Exactly those lines from the one with "Parse this screenshot: output" through the end of the listing below must be returned, and nothing else.

_Data supplied_:
::::::::::
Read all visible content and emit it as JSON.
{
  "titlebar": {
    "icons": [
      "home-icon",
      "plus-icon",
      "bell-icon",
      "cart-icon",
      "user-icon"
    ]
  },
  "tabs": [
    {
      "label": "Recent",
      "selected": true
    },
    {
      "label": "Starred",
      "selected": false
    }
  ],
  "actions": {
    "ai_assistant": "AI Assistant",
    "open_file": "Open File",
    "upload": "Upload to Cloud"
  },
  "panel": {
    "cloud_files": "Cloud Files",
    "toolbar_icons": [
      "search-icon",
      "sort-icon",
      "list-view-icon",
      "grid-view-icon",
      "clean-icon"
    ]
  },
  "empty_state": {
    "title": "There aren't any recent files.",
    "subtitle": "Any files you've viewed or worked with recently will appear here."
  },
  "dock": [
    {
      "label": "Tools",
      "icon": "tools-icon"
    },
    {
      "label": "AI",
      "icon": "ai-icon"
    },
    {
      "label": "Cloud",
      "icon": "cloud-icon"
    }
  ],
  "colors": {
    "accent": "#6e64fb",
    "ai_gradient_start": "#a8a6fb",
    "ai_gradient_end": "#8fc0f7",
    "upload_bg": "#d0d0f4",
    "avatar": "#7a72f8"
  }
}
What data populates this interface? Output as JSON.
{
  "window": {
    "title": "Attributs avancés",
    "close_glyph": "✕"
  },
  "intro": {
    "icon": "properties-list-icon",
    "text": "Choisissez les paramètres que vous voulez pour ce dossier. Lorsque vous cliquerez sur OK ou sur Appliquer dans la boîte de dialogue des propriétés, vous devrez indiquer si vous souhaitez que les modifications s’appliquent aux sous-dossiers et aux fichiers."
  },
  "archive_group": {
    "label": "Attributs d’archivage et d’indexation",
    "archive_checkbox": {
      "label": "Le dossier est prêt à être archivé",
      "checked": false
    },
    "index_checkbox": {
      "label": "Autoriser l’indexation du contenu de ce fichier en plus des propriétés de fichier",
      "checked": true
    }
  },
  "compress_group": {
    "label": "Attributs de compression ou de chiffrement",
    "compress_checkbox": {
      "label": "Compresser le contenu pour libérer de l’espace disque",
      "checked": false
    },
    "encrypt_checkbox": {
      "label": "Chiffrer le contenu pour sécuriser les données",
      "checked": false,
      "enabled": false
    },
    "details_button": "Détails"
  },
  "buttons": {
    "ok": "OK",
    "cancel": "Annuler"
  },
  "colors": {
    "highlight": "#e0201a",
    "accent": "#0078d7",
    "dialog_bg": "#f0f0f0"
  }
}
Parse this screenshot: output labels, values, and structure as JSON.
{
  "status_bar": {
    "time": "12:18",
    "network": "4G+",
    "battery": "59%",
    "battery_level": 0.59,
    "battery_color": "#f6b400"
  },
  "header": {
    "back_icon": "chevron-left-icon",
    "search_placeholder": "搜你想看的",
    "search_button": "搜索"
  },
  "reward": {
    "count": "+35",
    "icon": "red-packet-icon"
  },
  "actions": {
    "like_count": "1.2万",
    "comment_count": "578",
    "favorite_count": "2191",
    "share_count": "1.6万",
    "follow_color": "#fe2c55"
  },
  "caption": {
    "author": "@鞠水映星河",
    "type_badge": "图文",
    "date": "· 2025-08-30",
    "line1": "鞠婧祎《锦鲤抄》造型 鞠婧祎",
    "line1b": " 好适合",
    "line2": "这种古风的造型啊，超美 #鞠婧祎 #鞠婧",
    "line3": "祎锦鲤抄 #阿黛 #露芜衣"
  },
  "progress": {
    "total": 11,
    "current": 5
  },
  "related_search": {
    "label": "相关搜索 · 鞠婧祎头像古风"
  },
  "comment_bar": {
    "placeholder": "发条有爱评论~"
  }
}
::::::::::
_Expected answer_:
Parse this screenshot: output labels, values, and structure as JSON.
{
  "status_bar": {
    "time": "12:18",
    "network": "4G+",
    "battery": "59%",
    "battery_level": 0.59,
    "battery_color": "#f6b400"
  },
  "header": {
    "back_icon": "chevron-left-icon",
    "search_placeholder": "搜你想看的",
    "search_button": "搜索"
  },
  "reward": {
    "count": "+35",
    "icon": "red-packet-icon"
  },
  "actions": {
    "like_count": "1.2万",
    "comment_count": "578",
    "favorite_count": "2191",
    "share_count": "1.6万",
    "follow_color": "#fe2c55"
  },
  "caption": {
    "author": "@鞠水映星河",
    "type_badge": "图文",
    "date": "· 2025-08-30",
    "line1": "鞠婧祎《锦鲤抄》造型 鞠婧祎",
    "line1b": " 好适合",
    "line2": "这种古风的造型啊，超美 #鞠婧祎 #鞠婧",
    "line3": "祎锦鲤抄 #阿黛 #露芜衣"
  },
  "progress": {
    "total": 11,
    "current": 5
  },
  "related_search": {
    "label": "相关搜索 · 鞠婧祎头像古风"
  },
  "comment_bar": {
    "placeholder": "发条有爱评论~"
  }
}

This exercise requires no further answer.